The new CMS codes, released after the market’s close Oct. 31, sent HOLX shares up 1.5% to $26.58 apiece as of about 10 a.m. Eastern today.
The codes are add-ons to existing 2D mammography codes. The new rate for 3D screening mammography is $192, including the base $135 rate for a 2D mammogram plus a $57 add-on for 3D mammography. The codes also add $57 to the 2D unilateral and bilateral mammogram codes, making the 3D unilateral mammogram rate $187 and the 3D bilateral mammography rate $222.
"The availability of reimbursement for 3D mammography is yet another validation of the importance of this game-changing technology in the screening and detection of breast cancer," Hologic breast & skeletal health solutions president Peter Valenti III said in prepared remarks. "With the extensive body of published studies, including the landmark JAMA study, Hologic continues to lead the way in introducing superior 3D mammography worldwide."

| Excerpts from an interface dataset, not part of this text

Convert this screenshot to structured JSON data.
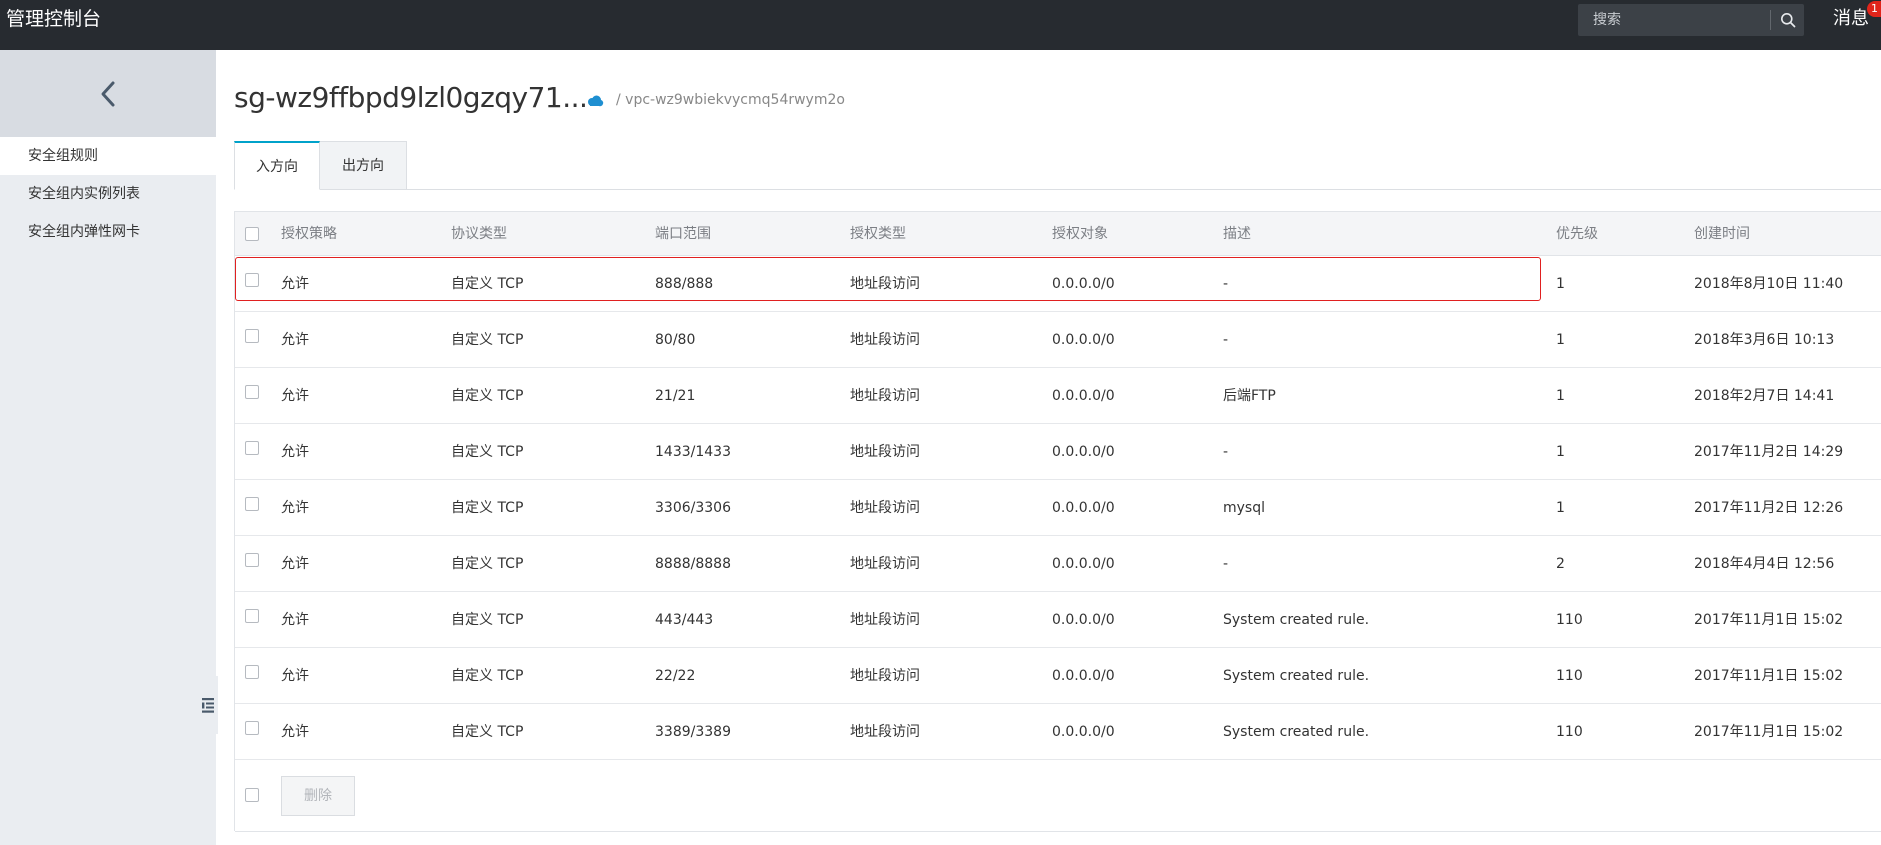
{
  "header": {
    "brand": "管理控制台",
    "search_placeholder": "搜索",
    "messages_label": "消息",
    "messages_badge": "1"
  },
  "sidebar": {
    "items": [
      {
        "label": "安全组规则",
        "active": true
      },
      {
        "label": "安全组内实例列表",
        "active": false
      },
      {
        "label": "安全组内弹性网卡",
        "active": false
      }
    ]
  },
  "page": {
    "title": "sg-wz9ffbpd9lzl0gzqy71...",
    "breadcrumb": "/ vpc-wz9wbiekvycmq54rwym2o"
  },
  "tabs": [
    {
      "label": "入方向",
      "active": true
    },
    {
      "label": "出方向",
      "active": false
    }
  ],
  "table": {
    "columns": [
      "授权策略",
      "协议类型",
      "端口范围",
      "授权类型",
      "授权对象",
      "描述",
      "优先级",
      "创建时间"
    ],
    "rows": [
      [
        "允许",
        "自定义 TCP",
        "888/888",
        "地址段访问",
        "0.0.0.0/0",
        "-",
        "1",
        "2018年8月10日 11:40"
      ],
      [
        "允许",
        "自定义 TCP",
        "80/80",
        "地址段访问",
        "0.0.0.0/0",
        "-",
        "1",
        "2018年3月6日 10:13"
      ],
      [
        "允许",
        "自定义 TCP",
        "21/21",
        "地址段访问",
        "0.0.0.0/0",
        "后端FTP",
        "1",
        "2018年2月7日 14:41"
      ],
      [
        "允许",
        "自定义 TCP",
        "1433/1433",
        "地址段访问",
        "0.0.0.0/0",
        "-",
        "1",
        "2017年11月2日 14:29"
      ],
      [
        "允许",
        "自定义 TCP",
        "3306/3306",
        "地址段访问",
        "0.0.0.0/0",
        "mysql",
        "1",
        "2017年11月2日 12:26"
      ],
      [
        "允许",
        "自定义 TCP",
        "8888/8888",
        "地址段访问",
        "0.0.0.0/0",
        "-",
        "2",
        "2018年4月4日 12:56"
      ],
      [
        "允许",
        "自定义 TCP",
        "443/443",
        "地址段访问",
        "0.0.0.0/0",
        "System created rule.",
        "110",
        "2017年11月1日 15:02"
      ],
      [
        "允许",
        "自定义 TCP",
        "22/22",
        "地址段访问",
        "0.0.0.0/0",
        "System created rule.",
        "110",
        "2017年11月1日 15:02"
      ],
      [
        "允许",
        "自定义 TCP",
        "3389/3389",
        "地址段访问",
        "0.0.0.0/0",
        "System created rule.",
        "110",
        "2017年11月1日 15:02"
      ]
    ],
    "highlighted_row": 0,
    "delete_label": "删除"
  },
  "colors": {
    "topbar": "#272b30",
    "tab_accent": "#00a2ca",
    "highlight": "#e02020",
    "badge": "#e1251b"
  },
  "icons": [
    "search-icon",
    "chevron-left-icon",
    "cloud-icon",
    "collapse-sidebar-icon"
  ]
}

"Hologic’s 3D mammography is currently the only FDA-approved system clinically proven to improve upon the accuracy of traditional mammography by significantly increasing the detection of invasive cancers, the cancers doctors worry about, while simultaneously reducing unnecessary callbacks," Valenti added. "As a result, we are seeing increasing demand from physicians and patients seeking the best option for screening and detection. Ultimately, we believe this reimbursement will benefit women and healthcare systems throughout the U.S. and we hope that the new Medicare payment rates will allow more women access to this potentially life-saving exam."
Leerink Partners analyst Richard Newitter said the news out of CMS is "an important first step toward securing reimbursement" in a note to investors this morning, noting that doctors polled as part of Leerink’s MedaCorp program indicated that a $20-$50 boost "would likely be considered sufficient to incentivize more economically sensitive radiologists/centers to adopt."
"[T]hus we think the $57 will be met with enthusiasm by the breast imaging community. So too should the fact that 3D tomo rates are incremental to existing 2D rates, as we believe the expectation was that 2D rates could get lowered (i.e., resulting in ‘zero sum’) with the establishment of a 3D rate," Newitter wrote. "This add-on payment value for 3D tomo in both the screening and diagnostic setting – without a corresponding decrease to 2D rates – may help drive prospective (and existing) tomo customers to more rapidly adopt/embrace the technology."
Hologic is slated to report its fiscal 4th-quarter results Nov. 5.
GE Healthcare won FDA approval for its SenoClaire 3D breast tomosynthesis imaging system last September.*